Mark 5:9 What [is] your name?
Anything name of you?
Christ asks this question of the unclean spirit.
The word translated as "what" means primarily means "anything" or "anyone," which are used as "what", "who", and "why" in questions.
The "your" here appears after the noun, which is often the case in the Greek.
The Greek word translated as "name" is much more complicated than it might at first appear. It can simply mean a "name" as in English, this can be many things. It doesn't mean the things itself, but what people call it. For example, it can mean a "false name," or "a pretense" as we say "this is a marriage in name only." It can also mean representing another person's authority, as we say, "he is acting in the name of the boss."
This raises the question of what Christ concept of a "name." Christ says that his Father's name is worth of worship, but the Father's name has a meaning, in Hebrew, it means "the being of existence" or the existence of being," which is more of a concept than a name.
But what is a "name" for a regular person? The Greek concept was that name was your social reputation. This was separate from the real spirit of the person. It was "just a name." The assumption was that a social reputation wasn't the real person. Internally, people
In asking this question, is Christ suggesting that we each have names on all four levels as well? Names that we don't even know?
Τί (irreg sg neut nom) "What" is tis which can mean "someone", "any one", "everyone", "they [indefinite]", "many a one", "whoever", "anyone", "anything", "some sort", "some sort of", "each", "any", "the individual", "such," and so on. In a question, it can mean "who", "why," or "what."

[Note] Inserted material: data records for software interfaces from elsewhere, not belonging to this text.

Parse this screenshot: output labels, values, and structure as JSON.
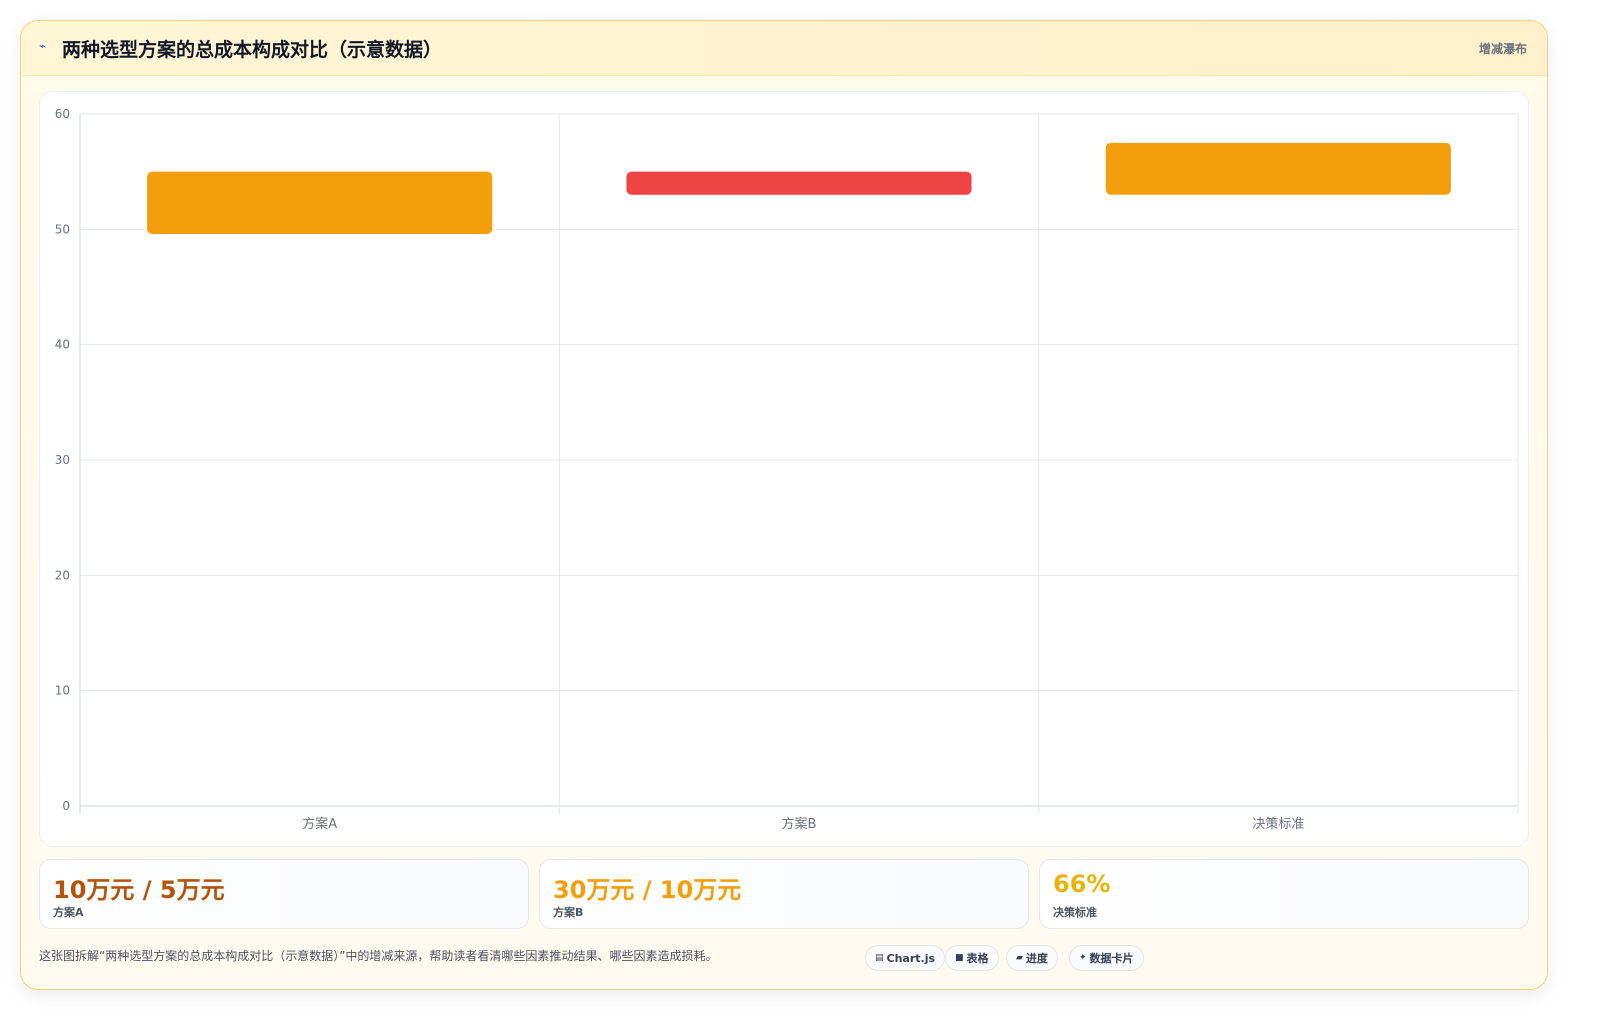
{
  "header": {
    "icon": "trend-icon",
    "title": "两种选型方案的总成本构成对比（示意数据）",
    "badge": "增减瀑布"
  },
  "chart_data": {
    "type": "bar",
    "subtype": "waterfall-floating",
    "categories": [
      "方案A",
      "方案B",
      "决策标准"
    ],
    "series": [
      {
        "ranges": [
          [
            49.6,
            55.0
          ],
          [
            53.0,
            55.0
          ],
          [
            53.0,
            57.5
          ]
        ],
        "colors": [
          "#f59e0b",
          "#ef4444",
          "#f59e0b"
        ]
      }
    ],
    "ylim": [
      0,
      60
    ],
    "yticks": [
      0,
      10,
      20,
      30,
      40,
      50,
      60
    ],
    "grid": true,
    "xlabel": "",
    "ylabel": ""
  },
  "stats": [
    {
      "value": "10万元 / 5万元",
      "label": "方案A",
      "color": "#b45309"
    },
    {
      "value": "30万元 / 10万元",
      "label": "方案B",
      "color": "#f59e0b"
    },
    {
      "value": "66%",
      "label": "决策标准",
      "color": "#eab308"
    }
  ],
  "footer": {
    "note": "这张图拆解“两种选型方案的总成本构成对比（示意数据）”中的增减来源，帮助读者看清哪些因素推动结果、哪些因素造成损耗。",
    "chips": [
      {
        "icon": "chart-icon",
        "glyph": "▤",
        "label": "Chart.js"
      },
      {
        "icon": "table-icon",
        "glyph": "■",
        "label": "表格"
      },
      {
        "icon": "progress-icon",
        "glyph": "▰",
        "label": "进度"
      },
      {
        "icon": "sparkle-icon",
        "glyph": "✦",
        "label": "数据卡片"
      }
    ]
  }
}
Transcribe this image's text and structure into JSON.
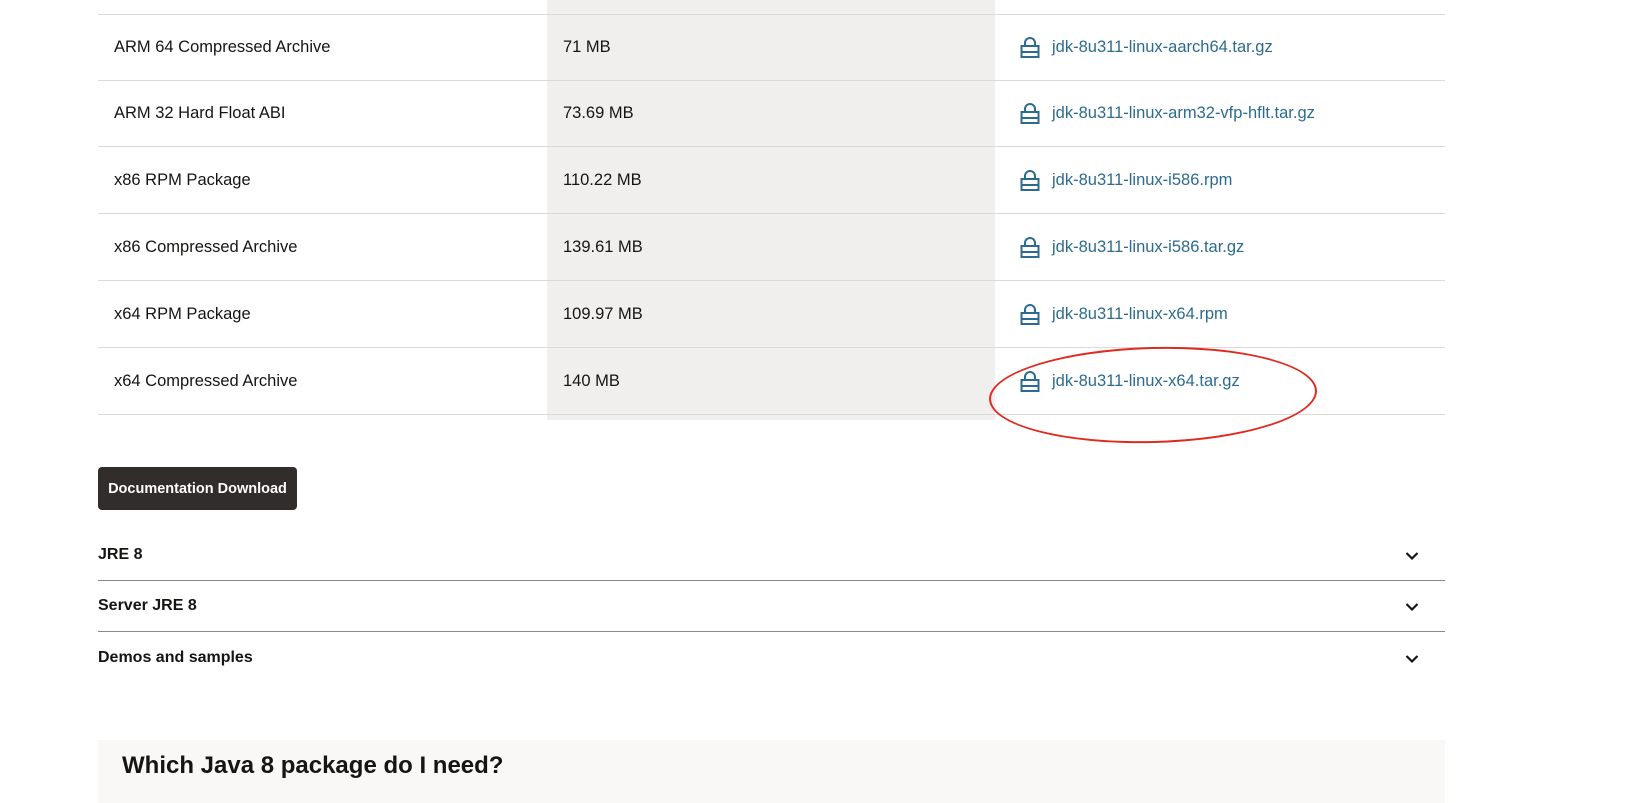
{
  "downloads": {
    "rows": [
      {
        "product": "ARM 64 Compressed Archive",
        "size": "71 MB",
        "file": "jdk-8u311-linux-aarch64.tar.gz"
      },
      {
        "product": "ARM 32 Hard Float ABI",
        "size": "73.69 MB",
        "file": "jdk-8u311-linux-arm32-vfp-hflt.tar.gz"
      },
      {
        "product": "x86 RPM Package",
        "size": "110.22 MB",
        "file": "jdk-8u311-linux-i586.rpm"
      },
      {
        "product": "x86 Compressed Archive",
        "size": "139.61 MB",
        "file": "jdk-8u311-linux-i586.tar.gz"
      },
      {
        "product": "x64 RPM Package",
        "size": "109.97 MB",
        "file": "jdk-8u311-linux-x64.rpm"
      },
      {
        "product": "x64 Compressed Archive",
        "size": "140 MB",
        "file": "jdk-8u311-linux-x64.tar.gz"
      }
    ],
    "link_icon": "lock-icon"
  },
  "documentation_button": {
    "label": "Documentation Download"
  },
  "accordions": [
    {
      "title": "JRE 8",
      "icon": "chevron-down-icon"
    },
    {
      "title": "Server JRE 8",
      "icon": "chevron-down-icon"
    },
    {
      "title": "Demos and samples",
      "icon": "chevron-down-icon"
    }
  ],
  "which_package": {
    "heading": "Which Java 8 package do I need?"
  },
  "colors": {
    "link": "#2c6b8f",
    "shaded_column": "#f1efed",
    "button_bg": "#312d2a",
    "annotation": "#e02a1f"
  }
}
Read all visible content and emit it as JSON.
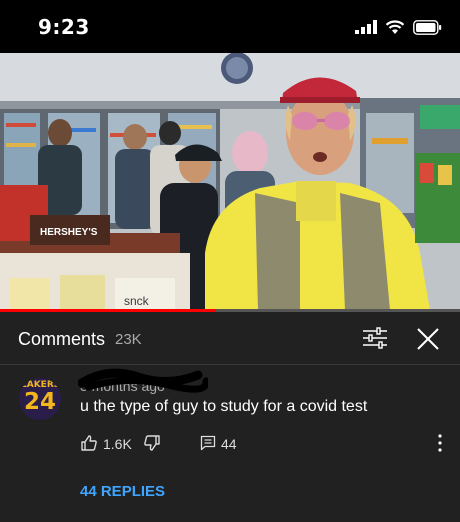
{
  "status_bar": {
    "time": "9:23",
    "icons": [
      "cellular-signal-icon",
      "wifi-icon",
      "battery-icon"
    ]
  },
  "video": {
    "description_visible_text": [
      "HERSHEY'S",
      "snck"
    ],
    "progress_fraction": 0.47,
    "progress_color": "#ff0000"
  },
  "comments_panel": {
    "title": "Comments",
    "count": "23K",
    "sort_icon": "sliders-icon",
    "close_icon": "close-icon"
  },
  "comment": {
    "avatar_team": "LAKERS",
    "avatar_number": "24",
    "meta_visible": "3 months ago",
    "text": "u the type of guy to study for a covid test",
    "likes": "1.6K",
    "replies": "44",
    "view_replies_label": "44 REPLIES"
  },
  "colors": {
    "background": "#212121",
    "accent_link": "#3ea6ff",
    "avatar_gold": "#f2b71c",
    "avatar_purple": "#2a1d4a"
  }
}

ὄνομά (noun sg neut nom) "Name" is onoma, which means "name." It means both the reputation of "fame," and "a name and nothing else," as opposed to a real person. Acting in someone's name means to act on their behalf, as their representative.